## AIM OF THE EXERCISE
Once the pictures have been set aside, copy every remaining entry exactly.

Web page and app entries
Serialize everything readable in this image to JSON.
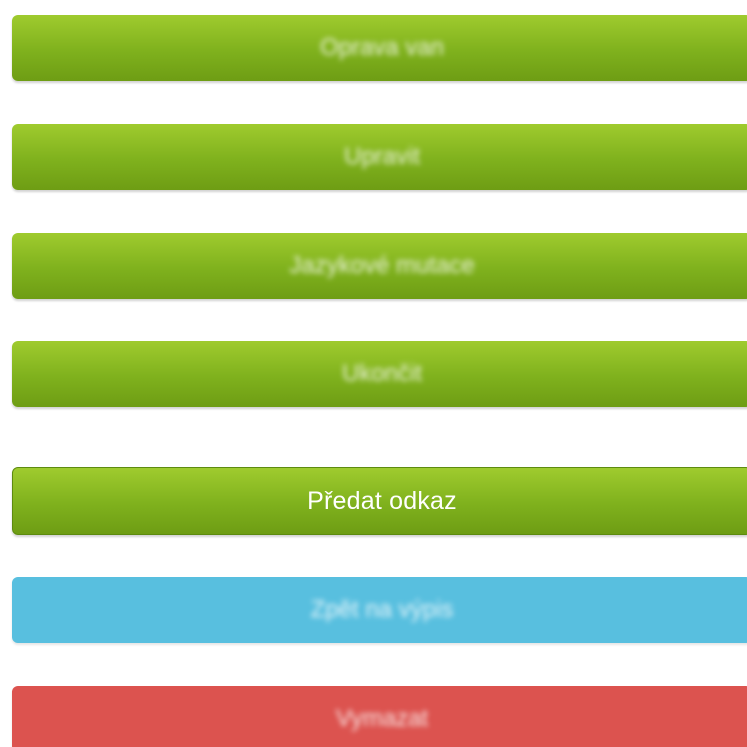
{
  "buttons": {
    "b1": "Oprava van",
    "b2": "Upravit",
    "b3": "Jazykové mutace",
    "b4": "Ukončit",
    "b5": "Předat odkaz",
    "b6": "Zpět na výpis",
    "b7": "Vymazat"
  },
  "colors": {
    "green": "#85b521",
    "blue": "#58bfdf",
    "red": "#dc534f"
  }
}
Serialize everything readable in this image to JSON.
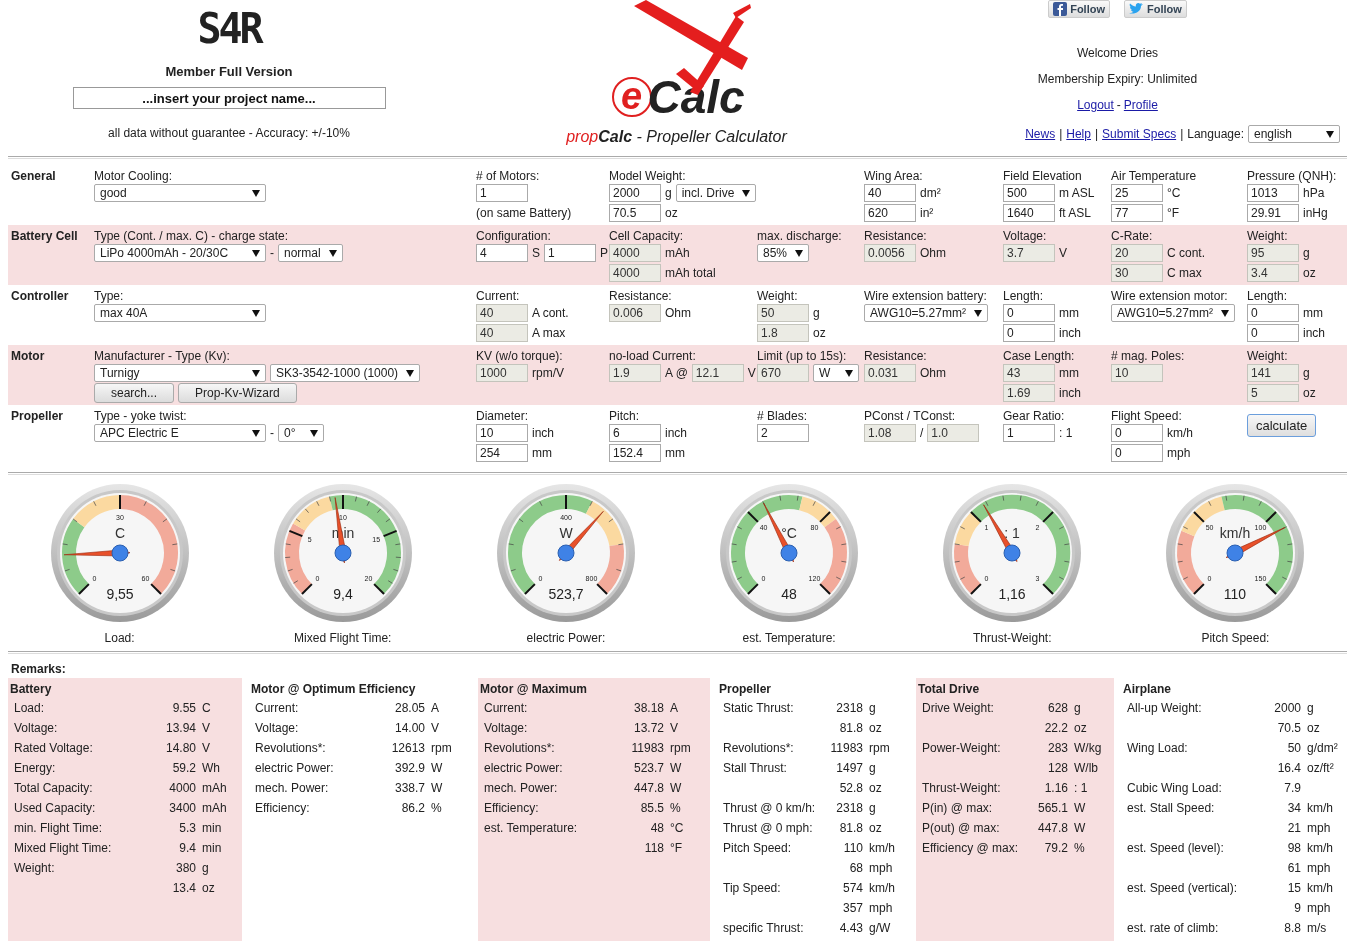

## WRITTEN ANSWER
Serialize everything readable in this image to JSON.
{
  "buttons": {
    "b1": "Oprava van",
    "b2": "Upravit",
    "b3": "Jazykové mutace",
    "b4": "Ukončit",
    "b5": "Předat odkaz",
    "b6": "Zpět na výpis",
    "b7": "Vymazat"
  },
  "colors": {
    "green": "#85b521",
    "blue": "#58bfdf",
    "red": "#dc534f"
  }
}
Serialize everything readable in this image to JSON.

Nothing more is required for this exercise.